But on Valentine’s Day evening, the spotlight centered on Ted as he received a Certificate of Recognition from the City of Faribault in a formal presentation before a City Council meeting and then afterward an Emergency Action Award from the firefighters during a casual gathering at the fire hall.
Faribault Mayor John Jasinski reads the city's Certificate of Recognition as Ted Leon, Director of Fire and Emergency Management Joe Berg and Jon Bolster of the fire department look on.
Kristin Klocek, left, and her daughter Kayleigh gather with Ted and Kathryn Leon and sons Jack and Thomas at the informal presentation in the fire hall by union president Ed Hoisington, right.
Ted Leon receives his award from the local firefighters union. This type of award is also given occasionally to those who assist at motor vehicle crashes. An award for helping at a fire was last given a year ago to Xcel Energy, Todd Rost of the fire department said.
It was there in the fire station, surrounded by his family, my neighbors and members of the fire department, that Ted expressed his gratitude to firefighters, recognizing the difficulty of their work. He shared, for the first time, how his heart was racing at the scene of the September 10, 2011, deck fire and for hours afterward.
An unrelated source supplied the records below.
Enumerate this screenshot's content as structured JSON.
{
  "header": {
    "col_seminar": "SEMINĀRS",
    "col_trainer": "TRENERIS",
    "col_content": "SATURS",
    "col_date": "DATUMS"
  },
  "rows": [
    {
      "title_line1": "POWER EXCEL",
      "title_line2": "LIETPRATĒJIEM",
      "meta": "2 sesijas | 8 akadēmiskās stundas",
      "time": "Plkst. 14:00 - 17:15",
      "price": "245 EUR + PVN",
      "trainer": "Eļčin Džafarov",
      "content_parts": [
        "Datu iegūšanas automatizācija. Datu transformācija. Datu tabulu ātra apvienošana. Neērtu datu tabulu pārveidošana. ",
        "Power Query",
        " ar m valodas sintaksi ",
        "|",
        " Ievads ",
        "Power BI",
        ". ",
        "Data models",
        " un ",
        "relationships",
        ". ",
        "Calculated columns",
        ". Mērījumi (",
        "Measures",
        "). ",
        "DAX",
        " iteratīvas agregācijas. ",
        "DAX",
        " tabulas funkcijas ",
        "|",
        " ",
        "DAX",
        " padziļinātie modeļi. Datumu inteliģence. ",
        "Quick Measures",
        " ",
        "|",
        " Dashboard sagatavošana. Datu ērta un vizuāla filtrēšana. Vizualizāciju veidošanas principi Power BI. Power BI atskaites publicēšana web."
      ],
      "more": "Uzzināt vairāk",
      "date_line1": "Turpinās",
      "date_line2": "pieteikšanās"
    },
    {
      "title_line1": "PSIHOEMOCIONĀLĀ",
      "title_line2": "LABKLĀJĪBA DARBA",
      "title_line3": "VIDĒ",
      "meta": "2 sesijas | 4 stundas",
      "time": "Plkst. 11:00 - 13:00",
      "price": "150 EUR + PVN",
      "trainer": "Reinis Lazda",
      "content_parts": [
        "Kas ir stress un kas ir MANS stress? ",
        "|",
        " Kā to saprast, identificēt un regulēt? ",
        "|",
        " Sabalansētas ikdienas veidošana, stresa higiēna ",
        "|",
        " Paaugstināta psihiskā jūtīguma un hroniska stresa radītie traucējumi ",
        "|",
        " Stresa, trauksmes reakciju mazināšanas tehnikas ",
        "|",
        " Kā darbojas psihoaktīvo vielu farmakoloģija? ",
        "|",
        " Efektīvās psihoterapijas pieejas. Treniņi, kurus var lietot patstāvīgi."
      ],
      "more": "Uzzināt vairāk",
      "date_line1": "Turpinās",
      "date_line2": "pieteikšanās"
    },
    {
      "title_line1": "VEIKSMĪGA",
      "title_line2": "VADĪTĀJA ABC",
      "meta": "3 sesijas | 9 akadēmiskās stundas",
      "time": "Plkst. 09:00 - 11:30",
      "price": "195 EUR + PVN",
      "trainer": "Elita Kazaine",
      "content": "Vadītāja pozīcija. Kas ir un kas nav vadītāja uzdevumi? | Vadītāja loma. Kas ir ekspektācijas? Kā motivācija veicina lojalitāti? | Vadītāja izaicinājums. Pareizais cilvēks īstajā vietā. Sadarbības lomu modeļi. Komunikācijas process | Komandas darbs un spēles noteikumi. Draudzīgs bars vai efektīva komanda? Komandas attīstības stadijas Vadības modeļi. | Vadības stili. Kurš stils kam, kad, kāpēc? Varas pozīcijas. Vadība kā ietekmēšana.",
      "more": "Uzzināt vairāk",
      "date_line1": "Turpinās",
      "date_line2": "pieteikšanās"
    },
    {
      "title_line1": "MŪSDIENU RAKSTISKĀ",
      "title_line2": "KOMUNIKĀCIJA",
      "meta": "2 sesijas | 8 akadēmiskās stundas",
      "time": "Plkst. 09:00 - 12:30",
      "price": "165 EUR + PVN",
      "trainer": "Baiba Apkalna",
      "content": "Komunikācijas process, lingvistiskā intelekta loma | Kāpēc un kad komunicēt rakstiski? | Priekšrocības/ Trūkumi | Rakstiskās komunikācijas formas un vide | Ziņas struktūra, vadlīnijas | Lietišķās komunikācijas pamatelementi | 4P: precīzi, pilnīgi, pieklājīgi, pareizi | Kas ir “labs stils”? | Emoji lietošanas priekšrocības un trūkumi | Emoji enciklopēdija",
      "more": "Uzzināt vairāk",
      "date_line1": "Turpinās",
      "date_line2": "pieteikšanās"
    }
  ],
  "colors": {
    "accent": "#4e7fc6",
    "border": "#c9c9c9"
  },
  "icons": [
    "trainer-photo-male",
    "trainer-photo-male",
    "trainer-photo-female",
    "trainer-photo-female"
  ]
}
That admission from Ted surprised me given his calm demeanor while fighting the flames. He spotted the blaze while driving on Willow Street, pulled over, instructed his wife, Kathryn, to call 911 and stay in the van with their three sons, and then ran toward the fire.
Kathryn told me Tuesday that the emergency call was actually made by a young man who also stopped. She locked eyes with him and he indicated he had contacted emergency personnel. The fire department arrived within minutes.
Alerted to the blaze by my teenage son, I grabbed my camera and raced barefoot across the street, reaching Kevin and Kristin Klocek’s home just as Ted was pulling a garden hose toward the burning deck.
He remembers focusing on putting out the fire. I remember screaming for my neighbors to get out of their house. Ted and I didn’t communicate. But if we had, I would have learned that he had already leapt through heat and flames to bang on the front door, alerting Kristin and her young daughter, Kayleigh, of the fire.
The City of Faribault, in the Certificate of Recognition, thanked this citizen firefighter, in part, with these words: “Your quick actions ensured the occupants of the home got out safely and the damage to the home remained minimal.”
I, too, thanked Ted Leon—again—Tuesday evening.
When I first thanked him, at the scene of the fire, I knew him only as “Ted from Owatonna.” He didn’t give me his last name that day, when I questioned his identity as he was about to drive away. But he was found anyway, round-about via a blog post I published on the fire. Bob Collins of Minnesota Public Radio picked up the story in his online NewsCut column. Then The Owatonna People’s Press and The Faribault Daily News published front page stories and photos I had taken, which led to the discovery of Ted Leon.
Ted told me Tuesday he’s not one to draw attention to himself, explaining why he didn’t give me his last name on that day we first met, the day of the fire. He was in a hurry, too, on that September afternoon to get to services at Divine Mercy Catholic Church about a mile away.
He wasn’t in any particular hurry Tuesday evening, posing for photos, but also taking time to thank the firefighters. That’s typical Ted, deflecting the spotlight away from himself..
When an alarm sounded at the fire hall as we were visiting on Tuesday, I advised Ted, “You better get going.” He didn’t miss a beat.
“I’m retired,” he quipped.
Kathryn, who earlier said everything happened so quickly at the September fire that she didn’t have time to worry about Ted, simply rolled her eyes and laughed.
The certificate Ted received from the City of Faribault.
TO READ MY September 10, 2011, blog post about the fire, click here.
To read yet another post about the day Ted was found, click here.
© Copyright 2012 Audrey Kletscher Helbling